KPTV_Default

And a little closer you can see heavy rain moving through Vancouver,

KPTV_Default2

This stuff is moving quickly to the northeast so the rain won’t last long.  Expect showers to pretty much end after sunset.  But don’t worry, rain will be back just in time for the Friday AM commute.

By the way, another very warm day out there; temperatures close to 60 degrees again

PLOT_Highs_ORWA.png

Chief Meteorologist Mark Nelsen


A New First Live Local Weather Face

February 9, 2016

I have a new co-worker in the FOX12 weather center!

Liana3

Meteorologist Liana Brackett has been with us since early January; getting on-air just in the past few days.  She’ll be getting you all your weather information during the 8pm and 9pm shows on PDX-TV.  Of course she’ll be working on other shows as well.  Our company owns both FOX12 and PDX-TV and we produce newscasts for both stations.  It’s all the same in that the signal just goes to one transmitter or the other; the same graphics and FOX12 branding is used in all shows.  We produce 6 evening newscasts so that’s a lot of weather content to fill!  We do a lot of this:

Liana_chroma

There are generally two ways a person gets into broadcast meteorology (television weathercasting).  The first is most typical: you get a broadcast journalism degree, start as a reporter, get some weather knowledge, and become a weathercaster.  The second path is to get a degree in Atmospheric Sciences or Meteorology and then become an on-air meteorologist.

Here in the Portland television market there are 4 weathercasters with a degree in meteorology and we now have 3 of them!  Brian MacMillan and I both have degrees along with Liana.  She graduated from UC Davis with a degree in Atmospheric Sciences.  Liana spent the past 6 years working here in Portland right under our noses…at the Portland National Weather Service office.  As a result she knows our weather well which is quite a plus.  To be honest, it’s a bit of a pain to teach someone from another part of the country how our weather works; it takes awhile to get used to all our terrain and the effects it has on day to day conditions so we got lucky to find someone local.

I asked her a few questions…

What’s the hardest part of changing from a non-TV job to “on-air”? Using less technical meteorological terms!
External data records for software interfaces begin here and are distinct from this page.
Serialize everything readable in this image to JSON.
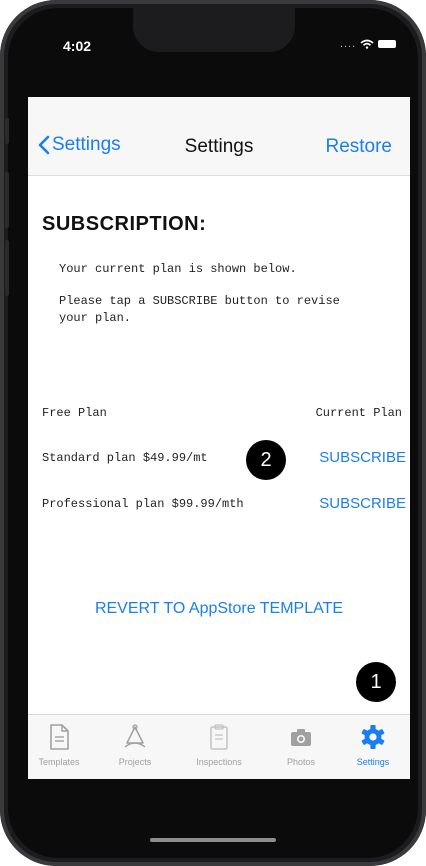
{
  "status_bar": {
    "time": "4:02",
    "signal": "...."
  },
  "navbar": {
    "back_label": "Settings",
    "title": "Settings",
    "action_label": "Restore"
  },
  "content": {
    "heading": "SUBSCRIPTION:",
    "intro_line1": "Your current plan is shown below.",
    "intro_line2": "Please tap a SUBSCRIBE button to revise your plan.",
    "plans": [
      {
        "name": "Free Plan",
        "status": "Current Plan"
      },
      {
        "name": "Standard plan $49.99/mt",
        "action": "SUBSCRIBE"
      },
      {
        "name": "Professional plan $99.99/mth",
        "action": "SUBSCRIBE"
      }
    ],
    "revert_label": "REVERT TO AppStore TEMPLATE"
  },
  "tabbar": {
    "tabs": [
      {
        "label": "Templates",
        "icon": "document-icon",
        "active": false
      },
      {
        "label": "Projects",
        "icon": "projects-icon",
        "active": false
      },
      {
        "label": "Inspections",
        "icon": "clipboard-icon",
        "active": false
      },
      {
        "label": "Photos",
        "icon": "camera-icon",
        "active": false
      },
      {
        "label": "Settings",
        "icon": "gear-icon",
        "active": true
      }
    ]
  },
  "annotations": {
    "badge1": "1",
    "badge2": "2"
  },
  "colors": {
    "accent": "#1a7ef3",
    "inactive": "#a0a0a0"
  }
}
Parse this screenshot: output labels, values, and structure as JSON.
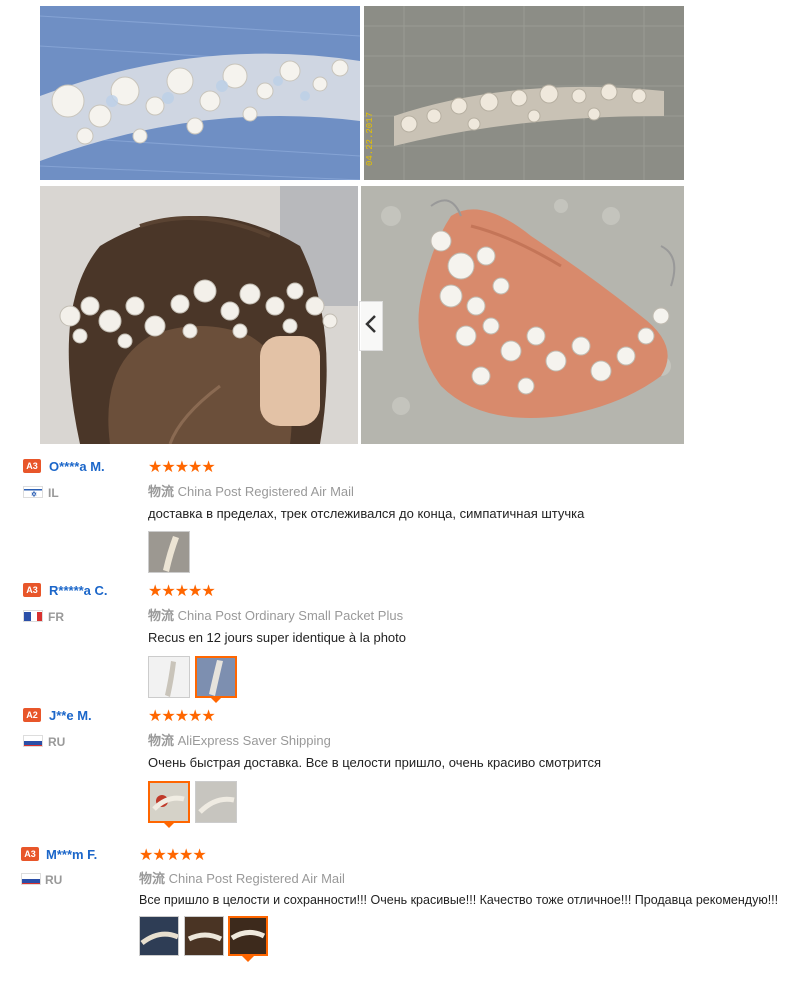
{
  "gallery": {
    "photos": [
      {
        "name": "pearl-headband-closeup-photo"
      },
      {
        "name": "pearl-headband-on-mat-photo",
        "stamp": "04.22.2017"
      },
      {
        "name": "pearl-headband-in-hair-photo"
      },
      {
        "name": "pearl-headband-in-hand-photo"
      }
    ],
    "prev_arrow_icon": "chevron-left-icon"
  },
  "reviews": [
    {
      "level": "A3",
      "level_color": "#e8562a",
      "name": "O****a M.",
      "country": "IL",
      "stars": "★★★★★",
      "ship_label": "物流",
      "ship_method": "China Post Registered Air Mail",
      "text": "доставка в пределах, трек отслеживался до конца, симпатичная штучка",
      "thumbs": [
        {
          "selected": false
        }
      ]
    },
    {
      "level": "A3",
      "level_color": "#e8562a",
      "name": "R*****a C.",
      "country": "FR",
      "stars": "★★★★★",
      "ship_label": "物流",
      "ship_method": "China Post Ordinary Small Packet Plus",
      "text": "Recus en 12 jours super identique à la photo",
      "thumbs": [
        {
          "selected": false
        },
        {
          "selected": true
        }
      ]
    },
    {
      "level": "A2",
      "level_color": "#e8562a",
      "name": "J**e M.",
      "country": "RU",
      "stars": "★★★★★",
      "ship_label": "物流",
      "ship_method": "AliExpress Saver Shipping",
      "text": "Очень быстрая доставка. Все в целости пришло, очень красиво смотрится",
      "thumbs": [
        {
          "selected": true
        },
        {
          "selected": false
        }
      ]
    },
    {
      "level": "A3",
      "level_color": "#e8562a",
      "name": "M***m F.",
      "country": "RU",
      "stars": "★★★★★",
      "ship_label": "物流",
      "ship_method": "China Post Registered Air Mail",
      "text": "Все пришло в целости и сохранности!!! Очень красивые!!! Качество тоже отличное!!! Продавца рекомендую!!!",
      "thumbs": [
        {
          "selected": false
        },
        {
          "selected": false
        },
        {
          "selected": true
        }
      ]
    }
  ],
  "colors": {
    "accent": "#ff6600",
    "name_link": "#1b66c9",
    "star": "#ff6600"
  }
}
That was a tough one for me because I was used to using “orographic lift” and other terms daily. But, I love explaining weather terms so that will be fun to do on-air.
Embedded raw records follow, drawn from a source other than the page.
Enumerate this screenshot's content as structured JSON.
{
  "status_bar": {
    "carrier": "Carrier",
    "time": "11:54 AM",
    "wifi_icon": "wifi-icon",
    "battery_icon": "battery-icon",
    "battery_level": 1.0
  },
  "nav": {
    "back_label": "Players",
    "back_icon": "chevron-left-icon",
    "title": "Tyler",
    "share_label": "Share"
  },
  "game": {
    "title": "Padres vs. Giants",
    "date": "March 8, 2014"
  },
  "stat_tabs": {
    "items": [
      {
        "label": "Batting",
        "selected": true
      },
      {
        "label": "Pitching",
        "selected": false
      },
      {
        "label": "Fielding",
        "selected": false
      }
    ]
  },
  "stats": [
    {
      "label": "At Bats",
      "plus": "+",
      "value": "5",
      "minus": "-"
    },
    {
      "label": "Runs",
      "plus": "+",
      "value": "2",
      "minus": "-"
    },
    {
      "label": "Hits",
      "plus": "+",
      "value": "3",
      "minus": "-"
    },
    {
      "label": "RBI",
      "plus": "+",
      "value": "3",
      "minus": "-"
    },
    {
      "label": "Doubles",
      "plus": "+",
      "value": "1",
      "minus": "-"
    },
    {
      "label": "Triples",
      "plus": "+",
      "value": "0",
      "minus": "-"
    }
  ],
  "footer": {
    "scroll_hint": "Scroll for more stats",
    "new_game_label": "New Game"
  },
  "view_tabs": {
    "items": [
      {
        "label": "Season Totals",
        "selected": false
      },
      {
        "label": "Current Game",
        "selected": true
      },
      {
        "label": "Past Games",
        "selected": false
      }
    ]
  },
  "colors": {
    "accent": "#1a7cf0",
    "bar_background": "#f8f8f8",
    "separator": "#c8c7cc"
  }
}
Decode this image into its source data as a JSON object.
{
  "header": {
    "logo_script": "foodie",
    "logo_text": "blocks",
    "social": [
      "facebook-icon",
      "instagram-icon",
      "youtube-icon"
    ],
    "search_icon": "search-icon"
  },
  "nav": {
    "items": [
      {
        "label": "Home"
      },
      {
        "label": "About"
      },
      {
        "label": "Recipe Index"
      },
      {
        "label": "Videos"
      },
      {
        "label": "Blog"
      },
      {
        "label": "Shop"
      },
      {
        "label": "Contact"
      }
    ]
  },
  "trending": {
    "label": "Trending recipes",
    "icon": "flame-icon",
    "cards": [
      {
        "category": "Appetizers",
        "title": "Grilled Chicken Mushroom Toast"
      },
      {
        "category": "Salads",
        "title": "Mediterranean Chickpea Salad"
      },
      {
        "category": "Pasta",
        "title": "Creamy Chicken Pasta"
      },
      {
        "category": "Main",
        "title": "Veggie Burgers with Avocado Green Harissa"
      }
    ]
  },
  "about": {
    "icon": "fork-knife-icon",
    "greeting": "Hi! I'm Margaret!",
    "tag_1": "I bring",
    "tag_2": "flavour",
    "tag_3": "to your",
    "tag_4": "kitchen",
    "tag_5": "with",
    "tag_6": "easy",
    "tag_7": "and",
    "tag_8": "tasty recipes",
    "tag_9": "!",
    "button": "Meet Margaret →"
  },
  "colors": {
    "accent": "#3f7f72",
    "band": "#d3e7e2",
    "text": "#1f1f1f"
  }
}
What’s the best part? I love explaining weather to people so now I get to do it every day! That, and the dressing up part and the fun people I get to work with.
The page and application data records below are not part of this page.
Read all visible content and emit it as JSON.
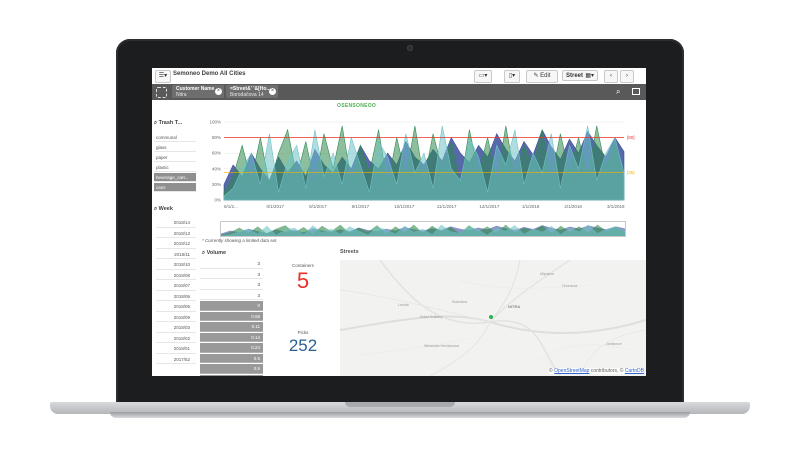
{
  "toolbar": {
    "app_title": "Semoneo Demo All Cities",
    "edit_label": "Edit",
    "sheet_name": "Street"
  },
  "selections": [
    {
      "field": "Customer Name",
      "value": "Nitra"
    },
    {
      "field": "=Street&' '&[Ho...",
      "value": "Borodačova 14"
    }
  ],
  "sheet_title": "OSENSONEOO",
  "trash_panel": {
    "title": "Trash T...",
    "items": [
      {
        "label": "communal",
        "selected": false
      },
      {
        "label": "glass",
        "selected": false
      },
      {
        "label": "paper",
        "selected": false
      },
      {
        "label": "plastic",
        "selected": false
      },
      {
        "label": "beverage_cart...",
        "selected": true
      },
      {
        "label": "cans",
        "selected": true
      }
    ]
  },
  "week_panel": {
    "title": "Week",
    "items": [
      "2018/14",
      "2018/13",
      "2018/12",
      "2018/11",
      "2018/10",
      "2018/08",
      "2018/07",
      "2018/06",
      "2018/05",
      "2018/09",
      "2018/03",
      "2018/02",
      "2018/01",
      "2017/52"
    ]
  },
  "volume_panel": {
    "title": "Volume",
    "values": [
      "3",
      "3",
      "3",
      "3",
      "0",
      "0.68",
      "0.11",
      "0.14",
      "0.24",
      "0.5",
      "0.5",
      "0.74"
    ]
  },
  "kpis": {
    "containers_label": "Containers",
    "containers_value": "5",
    "picks_label": "Picks",
    "picks_value": "252",
    "containers_color": "#e8322a",
    "picks_color": "#2b5f93"
  },
  "streets_panel": {
    "title": "Streets",
    "attribution_prefix": "© ",
    "osm_link": "OpenStreetMap",
    "attribution_mid": " contributors, © ",
    "carto_link": "CartoDB",
    "map_labels": [
      "NITRA",
      "Lehota",
      "Dolné Krškany",
      "Mlynárce",
      "Chrenová",
      "Klokočina",
      "Nitrianske Hrnčiarovce",
      "Janíkovce"
    ]
  },
  "limited_note": "* Currently showing a limited data set.",
  "chart_data": {
    "type": "area",
    "y_tick_labels": [
      "100%",
      "80%",
      "60%",
      "40%",
      "20%",
      "0%"
    ],
    "x_tick_labels": [
      "6/1/2...",
      "0/1/2017",
      "8/1/2017",
      "9/1/2017",
      "10/1/2017",
      "11/1/2017",
      "12/1/2017",
      "1/1/2018",
      "2/1/2018",
      "3/1/2018"
    ],
    "ylim": [
      0,
      100
    ],
    "reference_lines": [
      {
        "label": "[80]",
        "value": 80,
        "color": "#e8322a"
      },
      {
        "label": "[35]",
        "value": 35,
        "color": "#f4b400"
      }
    ],
    "series_colors": [
      "#3b4f9a",
      "#2f8a4f",
      "#6fc2c7",
      "#9ed3d6"
    ],
    "series": [
      {
        "values": [
          20,
          45,
          30,
          60,
          40,
          25,
          55,
          35,
          50,
          30,
          65,
          45,
          35,
          55,
          40,
          70,
          50,
          40,
          60,
          45,
          75,
          55,
          45,
          65,
          50,
          80,
          60,
          48,
          70,
          55,
          85,
          65,
          50,
          75,
          58,
          90,
          68,
          52,
          78,
          60,
          88,
          70,
          55,
          80,
          62
        ]
      },
      {
        "values": [
          10,
          30,
          70,
          25,
          80,
          20,
          60,
          90,
          30,
          75,
          20,
          85,
          40,
          95,
          25,
          70,
          35,
          90,
          20,
          80,
          30,
          95,
          25,
          85,
          40,
          75,
          20,
          90,
          35,
          80,
          25,
          95,
          30,
          70,
          45,
          90,
          25,
          85,
          35,
          80,
          30,
          95,
          40,
          75,
          30
        ]
      },
      {
        "values": [
          5,
          15,
          40,
          60,
          20,
          85,
          10,
          50,
          70,
          15,
          90,
          30,
          60,
          20,
          80,
          45,
          10,
          75,
          55,
          20,
          85,
          35,
          60,
          15,
          95,
          40,
          25,
          80,
          55,
          10,
          70,
          45,
          90,
          20,
          60,
          35,
          85,
          15,
          70,
          40,
          95,
          25,
          60,
          80,
          35
        ]
      }
    ]
  }
}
Have you been surprised by anything/something? I didn’t realize how long I can spend looking at the weather! At the NWS, you’re constantly watching the weather so I can easily spend 3-4 hours just trying to get the forecast “just right.” But, now in TV, I have to manage my time between forecasting, getting camera ready, and actually doing the show. I just need to get some more programs on my home computer then.

What’s it like to tell a weather “story”, have a producer talk in your ear, change graphics, and smile all at the same time?  Tougher than it looks or no? Oh. My. Goodness. It is way tougher than it looks! There is an art to it all, and that’s when things go perfectly. It’s even more challenging when you throw in any malfunctions like you can’t see yourself, but you still need to talk into the camera and smoothly go through your weather story. But, I’m loving the challenge and know it’ll just get easier and smoother. I seriously love this job!

Anything else you want to add? 
This job is amazing! Well, I get to work with Mark every weeknight
so how can it not be? Lol, he’s sitting nextto me so I have to say that. J 

Because I’m such a mean guy…that’s right…
We’ve all enjoyed getting to know Liana over the past month and look forward to many more months/years with her!
Here is some contact info for you:

BIO: http://www.kptv.com/story/31094017/meteorologist-liana-brackett

Follow on Twitter: https://twitter.com/LianaBrackett

Like on Facebook: https://www.facebook.com/lianabrackett/?fref=nf

By the way, in case you are wondering who is leaving or getting fired?  No one.  Nora Hart has been doing weather for the past 16 months but is now a news anchor again.   She’s leaving us in the weather center and moving about…15 feet away.
Chief Meteorologist Mark Nelsen